— Work required —
Check every line below for the word "favicon" and copy each one that has it.

— Given records —
+-------+
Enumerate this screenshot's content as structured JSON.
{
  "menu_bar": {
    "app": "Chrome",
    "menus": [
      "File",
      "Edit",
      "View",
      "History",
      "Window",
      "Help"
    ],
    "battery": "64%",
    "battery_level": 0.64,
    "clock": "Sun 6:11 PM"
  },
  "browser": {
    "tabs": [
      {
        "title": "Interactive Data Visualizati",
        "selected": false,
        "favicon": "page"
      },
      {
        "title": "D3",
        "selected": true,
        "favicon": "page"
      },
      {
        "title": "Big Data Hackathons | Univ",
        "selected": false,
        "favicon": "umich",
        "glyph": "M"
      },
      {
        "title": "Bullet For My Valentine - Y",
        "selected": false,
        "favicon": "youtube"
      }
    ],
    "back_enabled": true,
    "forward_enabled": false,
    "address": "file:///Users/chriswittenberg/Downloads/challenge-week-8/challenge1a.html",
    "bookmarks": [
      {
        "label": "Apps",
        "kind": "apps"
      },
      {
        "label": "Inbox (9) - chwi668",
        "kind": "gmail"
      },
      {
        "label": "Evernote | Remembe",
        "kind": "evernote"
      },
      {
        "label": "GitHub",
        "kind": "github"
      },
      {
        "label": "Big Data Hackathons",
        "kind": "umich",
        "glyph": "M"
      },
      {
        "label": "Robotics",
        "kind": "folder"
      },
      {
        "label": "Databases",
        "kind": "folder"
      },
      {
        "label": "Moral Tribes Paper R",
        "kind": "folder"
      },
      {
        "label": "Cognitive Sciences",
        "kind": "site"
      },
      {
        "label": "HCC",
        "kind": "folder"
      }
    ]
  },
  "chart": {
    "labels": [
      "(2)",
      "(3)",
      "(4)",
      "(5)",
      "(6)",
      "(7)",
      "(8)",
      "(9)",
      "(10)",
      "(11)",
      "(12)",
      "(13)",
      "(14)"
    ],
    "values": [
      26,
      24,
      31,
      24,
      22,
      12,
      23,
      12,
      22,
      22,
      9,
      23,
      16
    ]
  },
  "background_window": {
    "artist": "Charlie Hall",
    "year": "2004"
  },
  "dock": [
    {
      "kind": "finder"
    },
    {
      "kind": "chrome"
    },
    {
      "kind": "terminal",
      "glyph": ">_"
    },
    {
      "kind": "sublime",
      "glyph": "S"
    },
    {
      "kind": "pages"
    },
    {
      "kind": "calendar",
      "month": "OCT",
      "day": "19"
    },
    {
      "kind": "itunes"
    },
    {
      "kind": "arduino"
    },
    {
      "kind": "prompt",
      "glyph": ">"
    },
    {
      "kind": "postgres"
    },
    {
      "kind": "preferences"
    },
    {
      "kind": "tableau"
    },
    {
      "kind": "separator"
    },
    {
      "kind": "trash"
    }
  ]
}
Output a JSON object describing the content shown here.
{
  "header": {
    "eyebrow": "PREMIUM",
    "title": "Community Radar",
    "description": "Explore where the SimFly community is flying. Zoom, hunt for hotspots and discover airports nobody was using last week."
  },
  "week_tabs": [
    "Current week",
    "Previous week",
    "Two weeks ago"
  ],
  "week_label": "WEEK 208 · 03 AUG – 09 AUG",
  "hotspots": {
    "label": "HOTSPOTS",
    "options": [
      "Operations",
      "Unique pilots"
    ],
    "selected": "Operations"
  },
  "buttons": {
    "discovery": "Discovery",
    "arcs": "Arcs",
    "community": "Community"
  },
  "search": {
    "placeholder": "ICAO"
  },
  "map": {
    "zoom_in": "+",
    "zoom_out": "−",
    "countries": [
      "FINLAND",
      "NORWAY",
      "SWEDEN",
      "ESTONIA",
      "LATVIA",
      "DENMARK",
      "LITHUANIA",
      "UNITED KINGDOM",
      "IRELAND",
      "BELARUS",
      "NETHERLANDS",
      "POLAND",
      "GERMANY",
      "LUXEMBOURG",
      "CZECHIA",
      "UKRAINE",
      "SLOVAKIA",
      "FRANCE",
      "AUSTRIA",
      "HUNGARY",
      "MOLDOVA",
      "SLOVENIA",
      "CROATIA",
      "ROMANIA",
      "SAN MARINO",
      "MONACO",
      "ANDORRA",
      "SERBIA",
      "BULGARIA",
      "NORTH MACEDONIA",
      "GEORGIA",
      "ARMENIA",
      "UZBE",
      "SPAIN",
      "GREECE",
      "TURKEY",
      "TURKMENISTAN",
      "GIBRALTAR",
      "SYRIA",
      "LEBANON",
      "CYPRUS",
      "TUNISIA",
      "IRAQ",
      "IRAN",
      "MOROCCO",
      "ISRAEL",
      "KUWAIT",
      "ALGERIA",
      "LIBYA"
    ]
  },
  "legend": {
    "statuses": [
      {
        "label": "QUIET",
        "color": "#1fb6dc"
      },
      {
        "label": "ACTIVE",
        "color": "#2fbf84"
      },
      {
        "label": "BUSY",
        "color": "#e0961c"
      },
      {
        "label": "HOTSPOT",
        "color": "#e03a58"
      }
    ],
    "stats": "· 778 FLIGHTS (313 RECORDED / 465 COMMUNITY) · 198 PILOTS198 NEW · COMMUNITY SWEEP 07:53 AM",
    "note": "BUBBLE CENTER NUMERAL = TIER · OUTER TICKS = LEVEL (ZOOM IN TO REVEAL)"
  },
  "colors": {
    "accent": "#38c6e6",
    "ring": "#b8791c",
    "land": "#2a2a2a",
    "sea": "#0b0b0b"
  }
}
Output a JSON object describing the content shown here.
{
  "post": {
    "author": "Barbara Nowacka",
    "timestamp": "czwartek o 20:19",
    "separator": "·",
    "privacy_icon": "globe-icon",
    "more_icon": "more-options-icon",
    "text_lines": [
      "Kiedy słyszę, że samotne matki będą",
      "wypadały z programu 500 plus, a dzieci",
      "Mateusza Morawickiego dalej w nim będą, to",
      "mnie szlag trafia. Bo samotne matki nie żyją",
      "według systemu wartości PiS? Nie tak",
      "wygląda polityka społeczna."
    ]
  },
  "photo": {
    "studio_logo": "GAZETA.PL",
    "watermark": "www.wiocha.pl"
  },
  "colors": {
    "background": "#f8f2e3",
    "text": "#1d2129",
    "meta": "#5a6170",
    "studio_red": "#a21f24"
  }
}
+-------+
— Your solution —
        "favicon": "page"
        "favicon": "page"
        "favicon": "umich",
        "favicon": "youtube"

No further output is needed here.